= Work instruction =
Copy each line of the material in which the word "students" appears.

= Extracted entries =
= = = = = = =
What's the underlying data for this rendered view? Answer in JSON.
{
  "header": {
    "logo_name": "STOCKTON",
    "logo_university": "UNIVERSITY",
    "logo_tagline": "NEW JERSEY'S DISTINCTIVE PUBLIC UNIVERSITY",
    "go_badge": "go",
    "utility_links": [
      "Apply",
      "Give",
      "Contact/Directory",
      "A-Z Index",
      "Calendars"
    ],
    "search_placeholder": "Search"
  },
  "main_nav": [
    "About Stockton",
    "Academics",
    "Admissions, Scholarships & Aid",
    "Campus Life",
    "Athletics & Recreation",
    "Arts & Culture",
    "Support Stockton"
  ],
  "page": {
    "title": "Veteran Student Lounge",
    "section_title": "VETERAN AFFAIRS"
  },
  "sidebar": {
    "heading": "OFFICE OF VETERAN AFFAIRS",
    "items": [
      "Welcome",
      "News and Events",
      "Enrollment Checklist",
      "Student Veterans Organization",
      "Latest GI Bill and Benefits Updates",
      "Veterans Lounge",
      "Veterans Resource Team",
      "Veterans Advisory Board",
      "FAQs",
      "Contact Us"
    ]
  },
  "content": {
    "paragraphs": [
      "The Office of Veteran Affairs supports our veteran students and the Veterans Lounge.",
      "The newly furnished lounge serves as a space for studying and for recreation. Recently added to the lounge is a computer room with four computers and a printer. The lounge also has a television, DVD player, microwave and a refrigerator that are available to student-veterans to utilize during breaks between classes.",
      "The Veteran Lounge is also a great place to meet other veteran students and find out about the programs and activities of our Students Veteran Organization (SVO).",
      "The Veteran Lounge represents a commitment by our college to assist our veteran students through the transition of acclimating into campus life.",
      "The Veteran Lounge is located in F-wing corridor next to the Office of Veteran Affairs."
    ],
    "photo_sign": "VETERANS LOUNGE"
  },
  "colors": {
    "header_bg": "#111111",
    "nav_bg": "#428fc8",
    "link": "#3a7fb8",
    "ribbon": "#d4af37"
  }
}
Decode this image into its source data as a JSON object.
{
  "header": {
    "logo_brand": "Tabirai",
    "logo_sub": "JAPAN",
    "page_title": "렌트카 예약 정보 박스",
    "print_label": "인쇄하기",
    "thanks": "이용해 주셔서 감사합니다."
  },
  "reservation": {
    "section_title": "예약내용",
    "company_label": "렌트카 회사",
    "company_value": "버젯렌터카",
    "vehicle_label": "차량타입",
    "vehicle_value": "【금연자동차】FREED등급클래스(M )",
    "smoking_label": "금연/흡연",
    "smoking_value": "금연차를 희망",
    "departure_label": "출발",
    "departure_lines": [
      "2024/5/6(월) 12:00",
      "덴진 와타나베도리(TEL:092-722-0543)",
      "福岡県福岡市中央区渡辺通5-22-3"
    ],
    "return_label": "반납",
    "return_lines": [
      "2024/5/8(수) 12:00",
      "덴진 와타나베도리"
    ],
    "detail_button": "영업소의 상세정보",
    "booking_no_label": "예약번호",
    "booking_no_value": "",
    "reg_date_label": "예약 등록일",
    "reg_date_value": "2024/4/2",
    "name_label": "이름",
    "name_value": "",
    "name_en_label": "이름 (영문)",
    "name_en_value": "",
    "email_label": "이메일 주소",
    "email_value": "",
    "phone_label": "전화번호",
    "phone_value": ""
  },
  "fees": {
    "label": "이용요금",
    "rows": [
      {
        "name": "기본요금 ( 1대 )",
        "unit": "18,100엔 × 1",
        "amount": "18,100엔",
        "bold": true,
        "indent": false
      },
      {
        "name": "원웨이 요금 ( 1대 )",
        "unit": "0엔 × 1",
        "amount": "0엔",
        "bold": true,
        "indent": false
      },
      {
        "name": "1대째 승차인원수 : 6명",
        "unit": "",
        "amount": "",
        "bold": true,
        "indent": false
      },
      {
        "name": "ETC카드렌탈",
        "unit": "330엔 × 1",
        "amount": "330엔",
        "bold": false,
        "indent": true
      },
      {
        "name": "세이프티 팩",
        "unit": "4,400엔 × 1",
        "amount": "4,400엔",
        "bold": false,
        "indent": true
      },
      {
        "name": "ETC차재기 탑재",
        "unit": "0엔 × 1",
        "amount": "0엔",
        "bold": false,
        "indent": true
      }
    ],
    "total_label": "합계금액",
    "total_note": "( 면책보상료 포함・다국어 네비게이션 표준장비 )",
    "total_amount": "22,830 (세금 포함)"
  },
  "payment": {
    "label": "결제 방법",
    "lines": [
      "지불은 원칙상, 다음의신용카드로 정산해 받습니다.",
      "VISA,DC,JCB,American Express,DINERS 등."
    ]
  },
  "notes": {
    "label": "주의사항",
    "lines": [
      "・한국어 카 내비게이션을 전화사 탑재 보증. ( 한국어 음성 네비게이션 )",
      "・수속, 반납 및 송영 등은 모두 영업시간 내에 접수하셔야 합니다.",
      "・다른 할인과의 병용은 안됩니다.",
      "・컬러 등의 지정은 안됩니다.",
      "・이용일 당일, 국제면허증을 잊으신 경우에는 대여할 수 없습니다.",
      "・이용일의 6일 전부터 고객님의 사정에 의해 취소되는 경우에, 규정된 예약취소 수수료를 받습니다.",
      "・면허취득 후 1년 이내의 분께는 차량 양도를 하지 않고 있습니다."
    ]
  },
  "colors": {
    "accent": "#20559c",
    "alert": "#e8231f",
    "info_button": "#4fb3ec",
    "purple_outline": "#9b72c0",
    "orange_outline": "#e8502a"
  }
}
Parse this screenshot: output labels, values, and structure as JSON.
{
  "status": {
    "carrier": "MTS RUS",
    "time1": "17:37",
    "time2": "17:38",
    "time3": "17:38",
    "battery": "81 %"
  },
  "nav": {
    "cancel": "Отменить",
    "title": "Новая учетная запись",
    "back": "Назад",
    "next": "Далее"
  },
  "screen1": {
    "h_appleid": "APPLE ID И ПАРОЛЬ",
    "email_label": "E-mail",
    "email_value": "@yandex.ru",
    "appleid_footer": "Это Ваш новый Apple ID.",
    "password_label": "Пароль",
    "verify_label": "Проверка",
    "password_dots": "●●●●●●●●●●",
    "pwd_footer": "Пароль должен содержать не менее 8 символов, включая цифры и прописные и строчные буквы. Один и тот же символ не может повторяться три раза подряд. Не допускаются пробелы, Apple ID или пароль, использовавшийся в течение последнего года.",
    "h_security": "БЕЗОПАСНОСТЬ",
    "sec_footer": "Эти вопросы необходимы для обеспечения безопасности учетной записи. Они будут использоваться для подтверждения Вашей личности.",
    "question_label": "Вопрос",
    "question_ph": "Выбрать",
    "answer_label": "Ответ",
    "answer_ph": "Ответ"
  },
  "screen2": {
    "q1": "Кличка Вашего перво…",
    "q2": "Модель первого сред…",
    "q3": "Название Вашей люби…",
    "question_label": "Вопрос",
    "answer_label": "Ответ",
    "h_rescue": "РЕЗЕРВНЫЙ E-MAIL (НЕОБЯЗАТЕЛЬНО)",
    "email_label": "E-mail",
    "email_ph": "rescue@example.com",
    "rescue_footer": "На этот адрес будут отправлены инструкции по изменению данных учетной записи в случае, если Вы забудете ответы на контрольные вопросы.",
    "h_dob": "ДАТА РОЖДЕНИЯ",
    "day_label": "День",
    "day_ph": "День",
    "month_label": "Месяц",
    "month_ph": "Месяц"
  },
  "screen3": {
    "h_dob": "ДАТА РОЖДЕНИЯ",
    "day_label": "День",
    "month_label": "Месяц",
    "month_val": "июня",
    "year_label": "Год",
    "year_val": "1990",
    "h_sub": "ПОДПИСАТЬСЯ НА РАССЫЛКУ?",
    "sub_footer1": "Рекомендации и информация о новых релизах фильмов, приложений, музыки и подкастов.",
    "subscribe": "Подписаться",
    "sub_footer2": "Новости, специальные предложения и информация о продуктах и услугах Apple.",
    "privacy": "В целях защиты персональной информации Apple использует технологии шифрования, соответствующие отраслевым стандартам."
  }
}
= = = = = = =
= Solution below =
      "The Office of Veteran Affairs supports our veteran students and the Veterans Lounge.",
      "The Veteran Lounge is also a great place to meet other veteran students and find out about the programs and activities of our Students Veteran Organization (SVO).",
      "The Veteran Lounge represents a commitment by our college to assist our veteran students through the transition of acclimating into campus life.",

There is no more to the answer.